dermal/mixed melasma. The fluence can be modulated in relation to the anatomic
sites. Although, single pulses heat pigment well, but double or triple pulses
should be used as they reduce the thermal damage by allowing the epidermis to
cool while the target stays warm. The pulse duration used in the studies varied
from 3 ms to 5 ms. Average pulse delay used was 10–20 ms. It is important that
delay time between pulses should not be below 10 ms as this inturn increases
the risk of thermal damage as the targeted tissue cannot reduce its temperature
within that time. Average number of sessions used in these studies was 2–5 at
an interval of 4–8 weeks. However, more number of sessions is required for
maintenance and it decreases the chances of recurrence.

 

IPL is found to be effective for epidermal
melasma while, dermal or mixed or refractory melasma can be targeted with
higher fluencies. In darker skin, the risk of PIH should be always be kept in
mind. Use of low fluences and long delay between pulses in such cases can be
helpful. Also, pre and post treatment sun protection and hydroquinone should be
used.

 

Also, combination of ablative and pigment
selective lasers has been tried in melasma. Ablative lasers remove the epidermis
(containing excess melanin and abnormal melanocytes), followed by the use of
Q-switched pigment selective laser that reach deeper lesion in dermis (dermal
melanophages) have been tried without causing serious side effects.

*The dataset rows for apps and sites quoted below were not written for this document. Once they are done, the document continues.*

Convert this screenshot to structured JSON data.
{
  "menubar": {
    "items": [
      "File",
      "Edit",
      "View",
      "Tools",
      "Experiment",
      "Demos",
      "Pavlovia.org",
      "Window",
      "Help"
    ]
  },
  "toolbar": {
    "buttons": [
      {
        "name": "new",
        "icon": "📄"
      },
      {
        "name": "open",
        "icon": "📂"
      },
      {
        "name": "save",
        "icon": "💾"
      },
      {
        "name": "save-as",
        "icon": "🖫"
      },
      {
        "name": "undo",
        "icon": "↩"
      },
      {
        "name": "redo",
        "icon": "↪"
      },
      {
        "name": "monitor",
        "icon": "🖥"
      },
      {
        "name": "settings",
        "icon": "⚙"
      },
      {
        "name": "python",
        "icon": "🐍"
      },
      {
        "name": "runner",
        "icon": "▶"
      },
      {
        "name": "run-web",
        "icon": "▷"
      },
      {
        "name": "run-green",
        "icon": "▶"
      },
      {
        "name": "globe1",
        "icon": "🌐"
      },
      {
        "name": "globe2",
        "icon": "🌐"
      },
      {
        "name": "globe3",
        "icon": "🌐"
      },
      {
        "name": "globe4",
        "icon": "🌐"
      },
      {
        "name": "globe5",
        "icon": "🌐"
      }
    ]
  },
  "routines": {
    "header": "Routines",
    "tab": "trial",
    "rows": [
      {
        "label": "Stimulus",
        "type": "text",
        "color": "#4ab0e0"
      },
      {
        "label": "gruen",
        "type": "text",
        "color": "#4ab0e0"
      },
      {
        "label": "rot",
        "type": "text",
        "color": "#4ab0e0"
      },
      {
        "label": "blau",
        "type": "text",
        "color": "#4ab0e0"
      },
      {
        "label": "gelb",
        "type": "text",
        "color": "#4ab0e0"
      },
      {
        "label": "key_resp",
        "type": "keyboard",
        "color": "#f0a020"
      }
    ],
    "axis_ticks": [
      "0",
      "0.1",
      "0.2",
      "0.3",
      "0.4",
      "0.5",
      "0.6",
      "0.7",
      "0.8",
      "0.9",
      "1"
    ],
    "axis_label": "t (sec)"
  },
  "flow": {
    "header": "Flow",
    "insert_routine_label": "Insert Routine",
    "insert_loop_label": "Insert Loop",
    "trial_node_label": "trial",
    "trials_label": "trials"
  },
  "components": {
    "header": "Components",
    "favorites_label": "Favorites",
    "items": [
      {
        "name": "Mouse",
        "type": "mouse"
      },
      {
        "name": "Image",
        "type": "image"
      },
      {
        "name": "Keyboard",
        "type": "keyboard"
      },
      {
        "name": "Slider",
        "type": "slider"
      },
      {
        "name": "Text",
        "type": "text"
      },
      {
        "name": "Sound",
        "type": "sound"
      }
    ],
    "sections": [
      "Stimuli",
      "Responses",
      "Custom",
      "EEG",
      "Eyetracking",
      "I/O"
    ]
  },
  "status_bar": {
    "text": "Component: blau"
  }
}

Lasers
in the Future

Recently, FDA has approved Fractional Er:YAG
laser for melasma. The Thulium laser and Copper Bromide laser appear promising
but have been tried in small number of patients, so larger studies are needed
with cautious analysis of results.

Picosecond lasers are now available with laser
output of 532nm, 755nm and 1064nm. However, these have not been tried in
melasma. However, theoretically they may be more effective in removing pigment
due to the shorter laser pulse duration that cause pigment fragmentation. The
damage to surrounding tissue is much less.

Lasers may be used for facilitating delivery of
topical medications known as laser assisted drug delivery (LADD). LADD may be used
to treat patients with dermal type of melasma where topical therapy has not shown
good results. CO2 and Er:YAG ablative lasers can be used to create
transepidermal channels, and thus, facilitating drug delivery to the deeper
layers of the skin.

Similar to LADD, micro needle (MN) technology
can be used deliver cosmeceuticals across the skin by creating micron sized
pores through the epidermis using a roller device with needles.12

In melasma, radiofrequency (RF) devices have
also been used. Cameli et al used a mono polar RF device to facilitate drug
delivery of phytocomplex of 1% kojic acid in 50 patients of melasma.13
MASI score was improved in all patients without any adverse effects. Fractional
RF has also been tried in melasma. Fractional RF causes fractionated
transepidermal elimination of melanin with minimal risk of PIH.

Conclusion